Output the records exactly as they appear, with no pictures included.

---- Records shown

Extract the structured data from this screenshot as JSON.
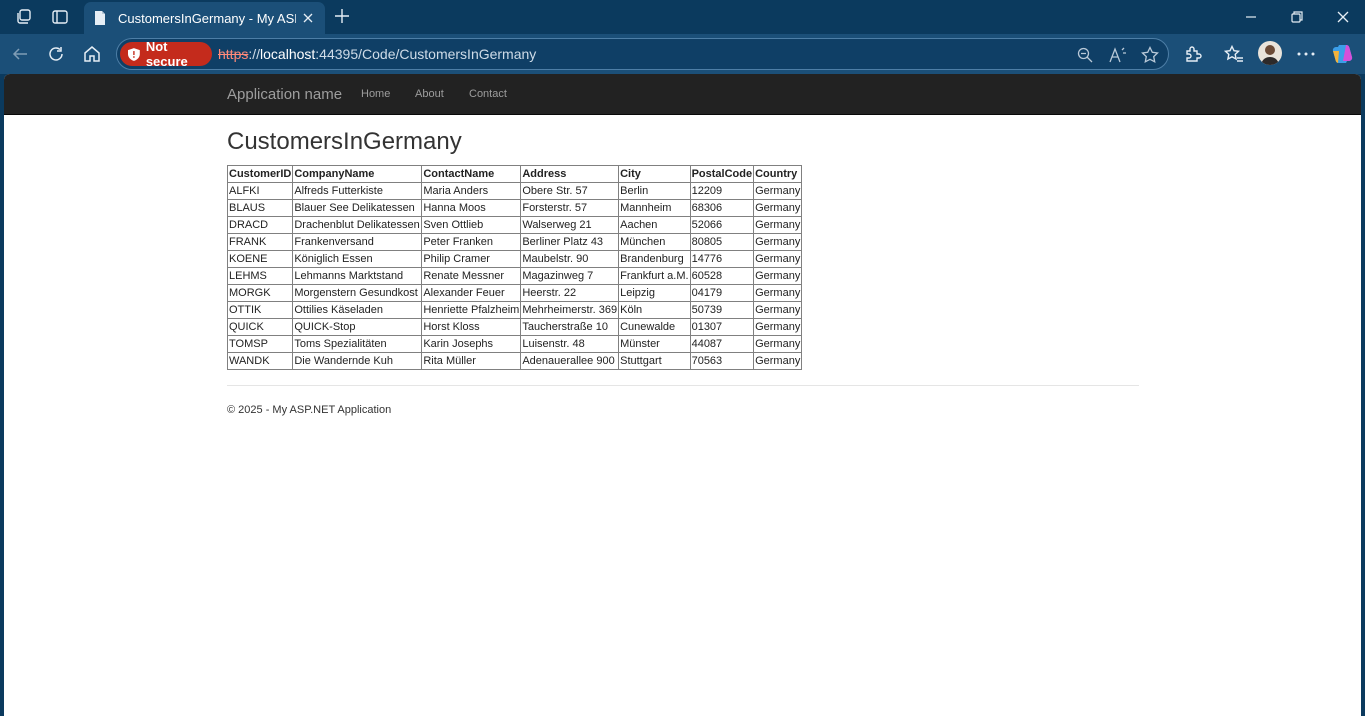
{
  "browser": {
    "tab_title": "CustomersInGermany - My ASP.NET Application",
    "security_label": "Not secure",
    "url_scheme": "https",
    "url_sep": "://",
    "url_host": "localhost",
    "url_port_path": ":44395/Code/CustomersInGermany",
    "accent_color": "#c42b1c",
    "frame_color": "#0b3a5e"
  },
  "navbar": {
    "brand": "Application name",
    "links": [
      "Home",
      "About",
      "Contact"
    ]
  },
  "page": {
    "title": "CustomersInGermany",
    "footer": "© 2025 - My ASP.NET Application"
  },
  "table": {
    "headers": [
      "CustomerID",
      "CompanyName",
      "ContactName",
      "Address",
      "City",
      "PostalCode",
      "Country"
    ],
    "rows": [
      [
        "ALFKI",
        "Alfreds Futterkiste",
        "Maria Anders",
        "Obere Str. 57",
        "Berlin",
        "12209",
        "Germany"
      ],
      [
        "BLAUS",
        "Blauer See Delikatessen",
        "Hanna Moos",
        "Forsterstr. 57",
        "Mannheim",
        "68306",
        "Germany"
      ],
      [
        "DRACD",
        "Drachenblut Delikatessen",
        "Sven Ottlieb",
        "Walserweg 21",
        "Aachen",
        "52066",
        "Germany"
      ],
      [
        "FRANK",
        "Frankenversand",
        "Peter Franken",
        "Berliner Platz 43",
        "München",
        "80805",
        "Germany"
      ],
      [
        "KOENE",
        "Königlich Essen",
        "Philip Cramer",
        "Maubelstr. 90",
        "Brandenburg",
        "14776",
        "Germany"
      ],
      [
        "LEHMS",
        "Lehmanns Marktstand",
        "Renate Messner",
        "Magazinweg 7",
        "Frankfurt a.M.",
        "60528",
        "Germany"
      ],
      [
        "MORGK",
        "Morgenstern Gesundkost",
        "Alexander Feuer",
        "Heerstr. 22",
        "Leipzig",
        "04179",
        "Germany"
      ],
      [
        "OTTIK",
        "Ottilies Käseladen",
        "Henriette Pfalzheim",
        "Mehrheimerstr. 369",
        "Köln",
        "50739",
        "Germany"
      ],
      [
        "QUICK",
        "QUICK-Stop",
        "Horst Kloss",
        "Taucherstraße 10",
        "Cunewalde",
        "01307",
        "Germany"
      ],
      [
        "TOMSP",
        "Toms Spezialitäten",
        "Karin Josephs",
        "Luisenstr. 48",
        "Münster",
        "44087",
        "Germany"
      ],
      [
        "WANDK",
        "Die Wandernde Kuh",
        "Rita Müller",
        "Adenauerallee 900",
        "Stuttgart",
        "70563",
        "Germany"
      ]
    ]
  }
}
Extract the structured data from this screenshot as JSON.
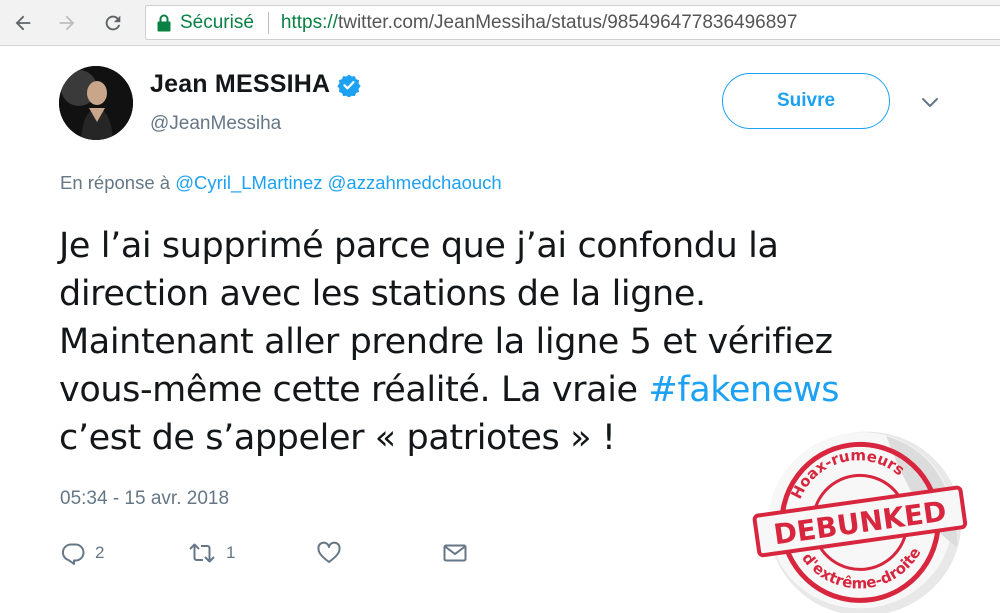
{
  "browser": {
    "secure_label": "Sécurisé",
    "url_scheme": "https://",
    "url_rest": "twitter.com/JeanMessiha/status/985496477836496897"
  },
  "tweet": {
    "author_name": "Jean MESSIHA",
    "author_handle": "@JeanMessiha",
    "follow_label": "Suivre",
    "reply_prefix": "En réponse à",
    "reply_mentions": [
      "@Cyril_LMartinez",
      "@azzahmedchaouch"
    ],
    "text_lines": [
      "Je l’ai supprimé parce que j’ai confondu la",
      "direction avec les stations de la ligne.",
      "Maintenant aller prendre la ligne 5 et vérifiez",
      "vous-même cette réalité. La vraie ",
      "c’est de s’appeler « patriotes » !"
    ],
    "hashtag": "#fakenews",
    "timestamp": "05:34 - 15 avr. 2018",
    "reply_count": "2",
    "retweet_count": "1",
    "accent_color": "#1da1f2"
  },
  "stamp": {
    "top_text": "Hoax-rumeurs",
    "center_text": "DEBUNKED",
    "bottom_text": "d'extrême-droite",
    "color": "#d7263d"
  }
}
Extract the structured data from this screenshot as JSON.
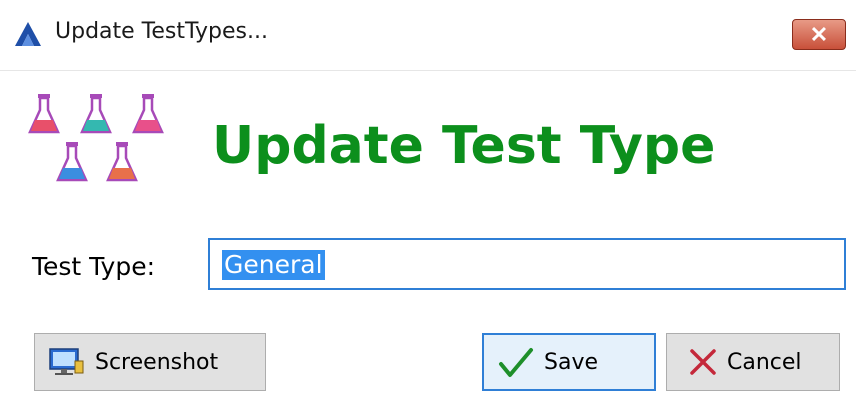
{
  "window": {
    "title": "Update TestTypes...",
    "close_label": "✕"
  },
  "header": {
    "heading": "Update Test Type",
    "logo_icon": "flasks-icon"
  },
  "form": {
    "test_type_label": "Test Type:",
    "test_type_value": "General"
  },
  "buttons": {
    "screenshot_label": "Screenshot",
    "save_label": "Save",
    "cancel_label": "Cancel"
  },
  "colors": {
    "heading": "#0c8f1c",
    "focus": "#2f7fd6",
    "selection": "#3390f0",
    "close": "#c8503a"
  }
}
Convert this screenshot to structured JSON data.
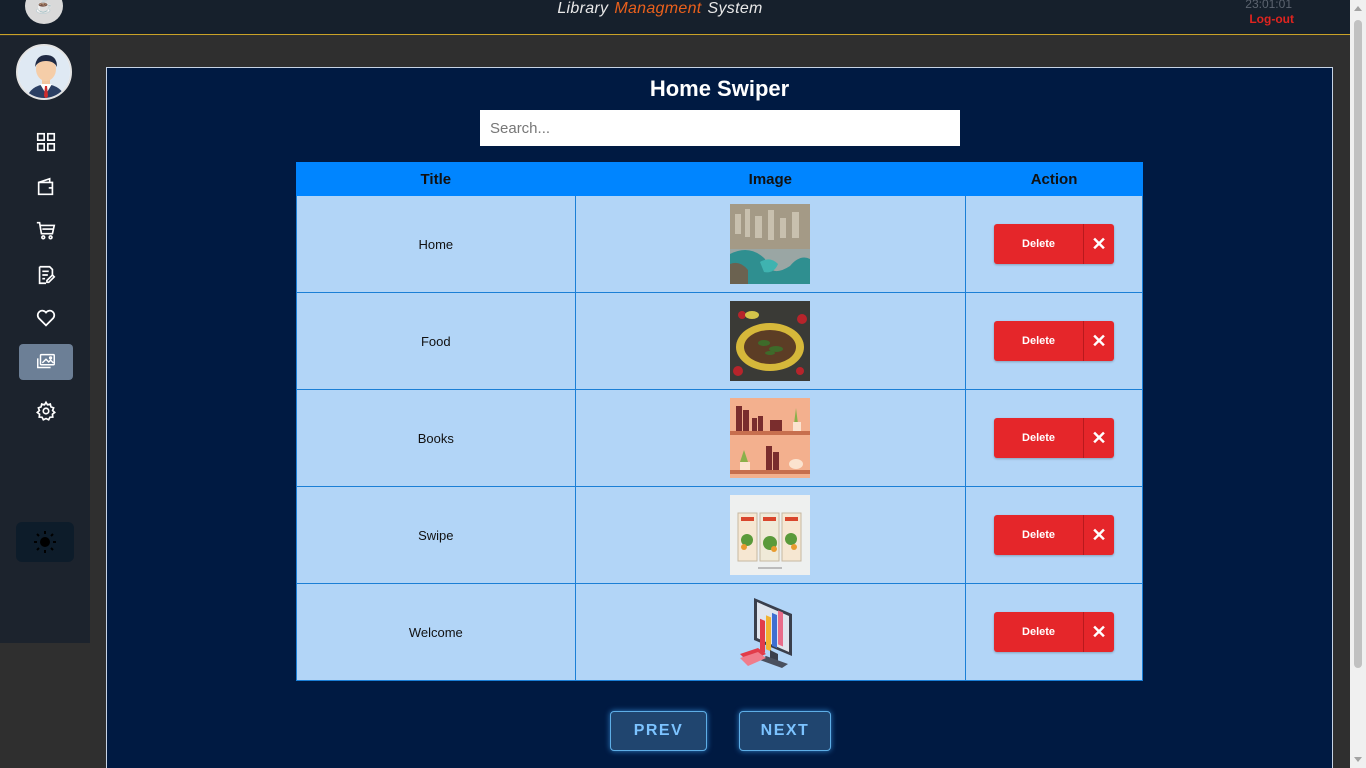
{
  "header": {
    "title_part1": "Library",
    "title_accent": "Managment",
    "title_part3": "System",
    "clock": "23:01:01",
    "logout": "Log-out"
  },
  "sidebar": {
    "items": [
      {
        "name": "dashboard",
        "icon": "grid-icon"
      },
      {
        "name": "wallet",
        "icon": "wallet-icon"
      },
      {
        "name": "cart",
        "icon": "cart-icon"
      },
      {
        "name": "orders",
        "icon": "edit-list-icon"
      },
      {
        "name": "favorites",
        "icon": "heart-icon"
      },
      {
        "name": "swiper",
        "icon": "images-icon",
        "active": true
      },
      {
        "name": "settings",
        "icon": "gear-icon"
      }
    ],
    "theme_icon": "sun-icon"
  },
  "main": {
    "title": "Home Swiper",
    "search_placeholder": "Search...",
    "columns": [
      "Title",
      "Image",
      "Action"
    ],
    "rows": [
      {
        "title": "Home",
        "image": "city-coast"
      },
      {
        "title": "Food",
        "image": "food-plate"
      },
      {
        "title": "Books",
        "image": "book-shelves"
      },
      {
        "title": "Swipe",
        "image": "posters"
      },
      {
        "title": "Welcome",
        "image": "computer-books"
      }
    ],
    "delete_label": "Delete",
    "delete_x": "✕",
    "prev_label": "PREV",
    "next_label": "NEXT"
  },
  "colors": {
    "accent": "#e9601c",
    "panel_bg": "#001a42",
    "table_header": "#0085ff",
    "row_bg": "#b2d5f7",
    "delete_red": "#e5262a"
  }
}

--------

- **Output of the task**:
Extract the structured data from this screenshot as JSON.
{
  "browser": {
    "tab_title": "CustomersInGermany - My ASP.NET Application",
    "security_label": "Not secure",
    "url_scheme": "https",
    "url_sep": "://",
    "url_host": "localhost",
    "url_port_path": ":44395/Code/CustomersInGermany",
    "accent_color": "#c42b1c",
    "frame_color": "#0b3a5e"
  },
  "navbar": {
    "brand": "Application name",
    "links": [
      "Home",
      "About",
      "Contact"
    ]
  },
  "page": {
    "title": "CustomersInGermany",
    "footer": "© 2025 - My ASP.NET Application"
  },
  "table": {
    "headers": [
      "CustomerID",
      "CompanyName",
      "ContactName",
      "Address",
      "City",
      "PostalCode",
      "Country"
    ],
    "rows": [
      [
        "ALFKI",
        "Alfreds Futterkiste",
        "Maria Anders",
        "Obere Str. 57",
        "Berlin",
        "12209",
        "Germany"
      ],
      [
        "BLAUS",
        "Blauer See Delikatessen",
        "Hanna Moos",
        "Forsterstr. 57",
        "Mannheim",
        "68306",
        "Germany"
      ],
      [
        "DRACD",
        "Drachenblut Delikatessen",
        "Sven Ottlieb",
        "Walserweg 21",
        "Aachen",
        "52066",
        "Germany"
      ],
      [
        "FRANK",
        "Frankenversand",
        "Peter Franken",
        "Berliner Platz 43",
        "München",
        "80805",
        "Germany"
      ],
      [
        "KOENE",
        "Königlich Essen",
        "Philip Cramer",
        "Maubelstr. 90",
        "Brandenburg",
        "14776",
        "Germany"
      ],
      [
        "LEHMS",
        "Lehmanns Marktstand",
        "Renate Messner",
        "Magazinweg 7",
        "Frankfurt a.M.",
        "60528",
        "Germany"
      ],
      [
        "MORGK",
        "Morgenstern Gesundkost",
        "Alexander Feuer",
        "Heerstr. 22",
        "Leipzig",
        "04179",
        "Germany"
      ],
      [
        "OTTIK",
        "Ottilies Käseladen",
        "Henriette Pfalzheim",
        "Mehrheimerstr. 369",
        "Köln",
        "50739",
        "Germany"
      ],
      [
        "QUICK",
        "QUICK-Stop",
        "Horst Kloss",
        "Taucherstraße 10",
        "Cunewalde",
        "01307",
        "Germany"
      ],
      [
        "TOMSP",
        "Toms Spezialitäten",
        "Karin Josephs",
        "Luisenstr. 48",
        "Münster",
        "44087",
        "Germany"
      ],
      [
        "WANDK",
        "Die Wandernde Kuh",
        "Rita Müller",
        "Adenauerallee 900",
        "Stuttgart",
        "70563",
        "Germany"
      ]
    ]
  }
}
Extract the structured data from this screenshot as JSON.
{
  "browser": {
    "secure_label": "Sécurisé",
    "url_scheme": "https://",
    "url_rest": "twitter.com/JeanMessiha/status/985496477836496897"
  },
  "tweet": {
    "author_name": "Jean MESSIHA",
    "author_handle": "@JeanMessiha",
    "follow_label": "Suivre",
    "reply_prefix": "En réponse à",
    "reply_mentions": [
      "@Cyril_LMartinez",
      "@azzahmedchaouch"
    ],
    "text_lines": [
      "Je l’ai supprimé parce que j’ai confondu la",
      "direction avec les stations de la ligne.",
      "Maintenant aller prendre la ligne 5 et vérifiez",
      "vous-même cette réalité. La vraie ",
      "c’est de s’appeler « patriotes » !"
    ],
    "hashtag": "#fakenews",
    "timestamp": "05:34 - 15 avr. 2018",
    "reply_count": "2",
    "retweet_count": "1",
    "accent_color": "#1da1f2"
  },
  "stamp": {
    "top_text": "Hoax-rumeurs",
    "center_text": "DEBUNKED",
    "bottom_text": "d'extrême-droite",
    "color": "#d7263d"
  }
}
Extract the structured data from this screenshot as JSON.
{
  "window": {
    "title": "Update TestTypes...",
    "close_label": "✕"
  },
  "header": {
    "heading": "Update Test Type",
    "logo_icon": "flasks-icon"
  },
  "form": {
    "test_type_label": "Test Type:",
    "test_type_value": "General"
  },
  "buttons": {
    "screenshot_label": "Screenshot",
    "save_label": "Save",
    "cancel_label": "Cancel"
  },
  "colors": {
    "heading": "#0c8f1c",
    "focus": "#2f7fd6",
    "selection": "#3390f0",
    "close": "#c8503a"
  }
}
Convert this screenshot to structured JSON data.
{
  "header": {
    "title_part1": "Library",
    "title_accent": "Managment",
    "title_part3": "System",
    "clock": "23:01:01",
    "logout": "Log-out"
  },
  "sidebar": {
    "items": [
      {
        "name": "dashboard",
        "icon": "grid-icon"
      },
      {
        "name": "wallet",
        "icon": "wallet-icon"
      },
      {
        "name": "cart",
        "icon": "cart-icon"
      },
      {
        "name": "orders",
        "icon": "edit-list-icon"
      },
      {
        "name": "favorites",
        "icon": "heart-icon"
      },
      {
        "name": "swiper",
        "icon": "images-icon",
        "active": true
      },
      {
        "name": "settings",
        "icon": "gear-icon"
      }
    ],
    "theme_icon": "sun-icon"
  },
  "main": {
    "title": "Home Swiper",
    "search_placeholder": "Search...",
    "columns": [
      "Title",
      "Image",
      "Action"
    ],
    "rows": [
      {
        "title": "Home",
        "image": "city-coast"
      },
      {
        "title": "Food",
        "image": "food-plate"
      },
      {
        "title": "Books",
        "image": "book-shelves"
      },
      {
        "title": "Swipe",
        "image": "posters"
      },
      {
        "title": "Welcome",
        "image": "computer-books"
      }
    ],
    "delete_label": "Delete",
    "delete_x": "✕",
    "prev_label": "PREV",
    "next_label": "NEXT"
  },
  "colors": {
    "accent": "#e9601c",
    "panel_bg": "#001a42",
    "table_header": "#0085ff",
    "row_bg": "#b2d5f7",
    "delete_red": "#e5262a"
  }
}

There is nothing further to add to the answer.